Among the entries below, find every line that contains the string "ayuda", then copy it.

Start of GIVEN RECORDS

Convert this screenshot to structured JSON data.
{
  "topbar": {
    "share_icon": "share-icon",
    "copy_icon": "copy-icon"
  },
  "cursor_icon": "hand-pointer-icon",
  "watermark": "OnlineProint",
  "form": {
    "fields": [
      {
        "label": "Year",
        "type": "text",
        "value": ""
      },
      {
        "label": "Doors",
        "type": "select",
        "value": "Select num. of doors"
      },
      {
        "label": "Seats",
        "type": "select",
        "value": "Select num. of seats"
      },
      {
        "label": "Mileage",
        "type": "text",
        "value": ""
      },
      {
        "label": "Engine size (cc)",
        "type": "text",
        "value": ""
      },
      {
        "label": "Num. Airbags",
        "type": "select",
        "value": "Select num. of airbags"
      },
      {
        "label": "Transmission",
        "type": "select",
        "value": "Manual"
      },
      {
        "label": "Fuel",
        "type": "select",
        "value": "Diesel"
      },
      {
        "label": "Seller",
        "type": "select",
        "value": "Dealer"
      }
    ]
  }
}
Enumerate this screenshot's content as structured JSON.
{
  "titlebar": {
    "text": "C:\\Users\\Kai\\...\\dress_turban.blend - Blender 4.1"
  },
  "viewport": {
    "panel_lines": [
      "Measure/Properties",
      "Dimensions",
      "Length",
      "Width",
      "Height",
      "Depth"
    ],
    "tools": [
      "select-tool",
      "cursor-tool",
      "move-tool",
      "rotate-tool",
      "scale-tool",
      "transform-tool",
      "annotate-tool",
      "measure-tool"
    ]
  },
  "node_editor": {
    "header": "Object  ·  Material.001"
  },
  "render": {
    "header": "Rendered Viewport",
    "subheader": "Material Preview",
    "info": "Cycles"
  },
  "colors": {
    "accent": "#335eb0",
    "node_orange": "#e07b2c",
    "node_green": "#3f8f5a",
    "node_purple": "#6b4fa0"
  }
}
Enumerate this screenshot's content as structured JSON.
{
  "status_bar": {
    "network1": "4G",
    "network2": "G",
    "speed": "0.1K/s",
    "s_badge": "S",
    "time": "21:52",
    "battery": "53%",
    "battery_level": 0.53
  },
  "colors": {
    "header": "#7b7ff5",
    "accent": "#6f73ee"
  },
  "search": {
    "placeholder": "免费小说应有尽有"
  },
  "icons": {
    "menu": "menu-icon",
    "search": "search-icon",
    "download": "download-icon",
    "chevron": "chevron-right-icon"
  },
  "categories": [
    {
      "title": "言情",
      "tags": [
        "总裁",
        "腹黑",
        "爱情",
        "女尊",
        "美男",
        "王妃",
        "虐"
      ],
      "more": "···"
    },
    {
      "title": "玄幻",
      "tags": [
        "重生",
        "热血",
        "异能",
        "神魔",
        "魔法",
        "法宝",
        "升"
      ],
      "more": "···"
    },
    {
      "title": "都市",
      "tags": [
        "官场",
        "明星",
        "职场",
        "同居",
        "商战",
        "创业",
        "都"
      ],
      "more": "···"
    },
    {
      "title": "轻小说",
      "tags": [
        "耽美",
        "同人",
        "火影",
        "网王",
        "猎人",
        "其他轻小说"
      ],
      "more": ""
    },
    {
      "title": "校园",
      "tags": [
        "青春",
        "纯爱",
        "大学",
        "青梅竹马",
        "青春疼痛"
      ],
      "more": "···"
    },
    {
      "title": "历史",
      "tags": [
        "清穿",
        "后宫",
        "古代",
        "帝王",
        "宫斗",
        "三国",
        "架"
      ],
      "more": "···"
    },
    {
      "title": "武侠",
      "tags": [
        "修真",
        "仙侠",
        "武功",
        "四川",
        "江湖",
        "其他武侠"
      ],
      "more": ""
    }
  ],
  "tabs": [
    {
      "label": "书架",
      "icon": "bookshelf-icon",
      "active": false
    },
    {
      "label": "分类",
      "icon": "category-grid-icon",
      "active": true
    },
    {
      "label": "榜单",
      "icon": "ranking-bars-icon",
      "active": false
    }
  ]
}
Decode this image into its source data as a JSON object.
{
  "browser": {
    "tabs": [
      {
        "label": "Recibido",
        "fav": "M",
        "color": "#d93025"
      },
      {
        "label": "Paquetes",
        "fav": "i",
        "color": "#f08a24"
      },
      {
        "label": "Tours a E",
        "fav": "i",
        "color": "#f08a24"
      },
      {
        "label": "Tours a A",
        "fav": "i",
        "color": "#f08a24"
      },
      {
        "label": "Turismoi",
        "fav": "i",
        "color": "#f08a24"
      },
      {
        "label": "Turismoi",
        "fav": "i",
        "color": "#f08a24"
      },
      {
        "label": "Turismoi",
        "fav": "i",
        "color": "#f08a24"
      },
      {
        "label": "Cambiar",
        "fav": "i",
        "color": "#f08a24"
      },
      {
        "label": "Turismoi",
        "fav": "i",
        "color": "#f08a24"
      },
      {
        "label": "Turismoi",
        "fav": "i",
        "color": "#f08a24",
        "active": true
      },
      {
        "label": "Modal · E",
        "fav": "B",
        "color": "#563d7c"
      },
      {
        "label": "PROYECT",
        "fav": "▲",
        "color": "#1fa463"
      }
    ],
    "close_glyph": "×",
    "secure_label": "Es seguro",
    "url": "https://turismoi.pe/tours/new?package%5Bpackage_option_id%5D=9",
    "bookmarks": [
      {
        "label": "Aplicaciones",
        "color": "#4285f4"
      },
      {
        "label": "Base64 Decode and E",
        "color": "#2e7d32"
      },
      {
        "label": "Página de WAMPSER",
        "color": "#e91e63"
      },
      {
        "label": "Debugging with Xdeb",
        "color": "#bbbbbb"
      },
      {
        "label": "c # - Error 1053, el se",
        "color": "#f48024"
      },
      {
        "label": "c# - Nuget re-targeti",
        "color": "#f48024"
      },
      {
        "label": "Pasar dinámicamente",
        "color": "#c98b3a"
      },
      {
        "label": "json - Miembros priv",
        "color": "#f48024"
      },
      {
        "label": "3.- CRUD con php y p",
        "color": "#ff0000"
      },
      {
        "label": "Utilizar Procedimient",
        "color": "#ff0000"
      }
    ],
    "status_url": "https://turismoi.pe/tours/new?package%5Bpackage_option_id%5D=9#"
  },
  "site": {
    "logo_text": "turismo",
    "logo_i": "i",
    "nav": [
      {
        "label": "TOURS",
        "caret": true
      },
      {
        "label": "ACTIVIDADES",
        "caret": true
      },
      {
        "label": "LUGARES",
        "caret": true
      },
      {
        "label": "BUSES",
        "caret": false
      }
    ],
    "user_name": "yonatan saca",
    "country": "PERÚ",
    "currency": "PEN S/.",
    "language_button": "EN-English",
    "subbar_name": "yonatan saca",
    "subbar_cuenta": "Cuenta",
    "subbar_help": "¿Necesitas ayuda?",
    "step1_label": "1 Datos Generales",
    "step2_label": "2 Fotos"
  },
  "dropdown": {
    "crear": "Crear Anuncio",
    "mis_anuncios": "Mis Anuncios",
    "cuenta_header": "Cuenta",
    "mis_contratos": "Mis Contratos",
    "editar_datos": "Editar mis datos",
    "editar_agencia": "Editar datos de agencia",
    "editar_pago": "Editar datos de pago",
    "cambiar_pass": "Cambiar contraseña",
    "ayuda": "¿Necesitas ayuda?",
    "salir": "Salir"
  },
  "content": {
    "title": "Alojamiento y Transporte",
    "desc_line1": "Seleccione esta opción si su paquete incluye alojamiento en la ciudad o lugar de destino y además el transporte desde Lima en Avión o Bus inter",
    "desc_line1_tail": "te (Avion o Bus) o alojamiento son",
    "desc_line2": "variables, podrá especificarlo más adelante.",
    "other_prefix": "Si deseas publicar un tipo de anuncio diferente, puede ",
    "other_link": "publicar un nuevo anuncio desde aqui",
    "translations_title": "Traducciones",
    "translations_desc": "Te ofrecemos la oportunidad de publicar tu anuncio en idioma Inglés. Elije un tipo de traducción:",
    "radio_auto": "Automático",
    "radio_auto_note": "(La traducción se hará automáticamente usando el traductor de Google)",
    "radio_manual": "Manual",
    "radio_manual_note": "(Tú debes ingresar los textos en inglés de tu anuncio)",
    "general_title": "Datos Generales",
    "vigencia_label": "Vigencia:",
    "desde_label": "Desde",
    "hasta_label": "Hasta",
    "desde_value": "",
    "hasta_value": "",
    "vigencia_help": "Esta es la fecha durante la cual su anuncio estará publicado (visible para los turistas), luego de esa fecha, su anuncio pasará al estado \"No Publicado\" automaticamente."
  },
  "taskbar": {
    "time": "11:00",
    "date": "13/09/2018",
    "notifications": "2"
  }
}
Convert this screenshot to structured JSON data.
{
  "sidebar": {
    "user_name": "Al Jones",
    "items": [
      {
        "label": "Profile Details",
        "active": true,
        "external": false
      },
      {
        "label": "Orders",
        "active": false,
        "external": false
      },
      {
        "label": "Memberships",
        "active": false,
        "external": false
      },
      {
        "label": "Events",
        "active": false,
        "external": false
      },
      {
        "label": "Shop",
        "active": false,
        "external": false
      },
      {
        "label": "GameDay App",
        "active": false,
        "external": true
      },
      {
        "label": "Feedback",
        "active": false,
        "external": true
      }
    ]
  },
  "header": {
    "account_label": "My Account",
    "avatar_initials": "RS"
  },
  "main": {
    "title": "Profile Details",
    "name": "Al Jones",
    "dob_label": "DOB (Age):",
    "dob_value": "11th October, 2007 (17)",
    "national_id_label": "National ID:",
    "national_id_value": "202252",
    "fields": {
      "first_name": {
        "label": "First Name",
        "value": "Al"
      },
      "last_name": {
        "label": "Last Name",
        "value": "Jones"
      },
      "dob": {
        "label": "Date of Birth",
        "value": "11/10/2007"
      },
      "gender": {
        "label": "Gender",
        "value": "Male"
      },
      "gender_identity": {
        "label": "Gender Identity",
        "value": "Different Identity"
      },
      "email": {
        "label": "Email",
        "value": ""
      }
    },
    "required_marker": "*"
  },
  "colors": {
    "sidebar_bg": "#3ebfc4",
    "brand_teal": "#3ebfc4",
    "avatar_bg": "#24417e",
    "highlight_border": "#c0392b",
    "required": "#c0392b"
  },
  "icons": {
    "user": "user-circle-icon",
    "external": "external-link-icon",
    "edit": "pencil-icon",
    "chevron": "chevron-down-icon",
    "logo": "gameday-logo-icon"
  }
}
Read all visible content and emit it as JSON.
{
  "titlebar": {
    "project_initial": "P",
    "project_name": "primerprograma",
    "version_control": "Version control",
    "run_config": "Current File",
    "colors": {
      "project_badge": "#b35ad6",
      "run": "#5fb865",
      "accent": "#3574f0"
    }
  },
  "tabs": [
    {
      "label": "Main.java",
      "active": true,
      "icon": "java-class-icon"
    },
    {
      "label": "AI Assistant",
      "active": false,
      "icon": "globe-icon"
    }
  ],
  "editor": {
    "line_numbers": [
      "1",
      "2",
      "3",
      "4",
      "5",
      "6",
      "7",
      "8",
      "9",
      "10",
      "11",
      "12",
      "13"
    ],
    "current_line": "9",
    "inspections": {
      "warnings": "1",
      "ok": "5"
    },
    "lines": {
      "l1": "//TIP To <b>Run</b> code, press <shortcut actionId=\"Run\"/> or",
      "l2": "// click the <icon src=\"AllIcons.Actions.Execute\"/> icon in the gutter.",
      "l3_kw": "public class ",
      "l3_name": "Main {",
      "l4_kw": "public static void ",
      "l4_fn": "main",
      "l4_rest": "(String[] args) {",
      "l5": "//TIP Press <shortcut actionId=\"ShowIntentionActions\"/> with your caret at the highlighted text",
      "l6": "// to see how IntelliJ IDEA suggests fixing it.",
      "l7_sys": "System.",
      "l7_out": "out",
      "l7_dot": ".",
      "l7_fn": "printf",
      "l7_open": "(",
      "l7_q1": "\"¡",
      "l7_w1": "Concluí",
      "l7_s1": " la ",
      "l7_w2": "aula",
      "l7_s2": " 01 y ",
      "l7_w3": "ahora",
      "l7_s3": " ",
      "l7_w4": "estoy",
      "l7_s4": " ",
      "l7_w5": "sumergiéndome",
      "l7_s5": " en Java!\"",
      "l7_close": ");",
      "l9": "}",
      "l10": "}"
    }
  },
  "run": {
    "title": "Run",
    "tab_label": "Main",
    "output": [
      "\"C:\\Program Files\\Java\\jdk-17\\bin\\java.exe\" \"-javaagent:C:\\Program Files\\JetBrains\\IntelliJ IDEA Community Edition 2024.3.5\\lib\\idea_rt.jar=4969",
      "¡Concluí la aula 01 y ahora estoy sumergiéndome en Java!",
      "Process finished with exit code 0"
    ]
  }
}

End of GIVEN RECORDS

→ EXERCISE OUTPUT:
    "subbar_help": "¿Necesitas ayuda?",
    "ayuda": "¿Necesitas ayuda?",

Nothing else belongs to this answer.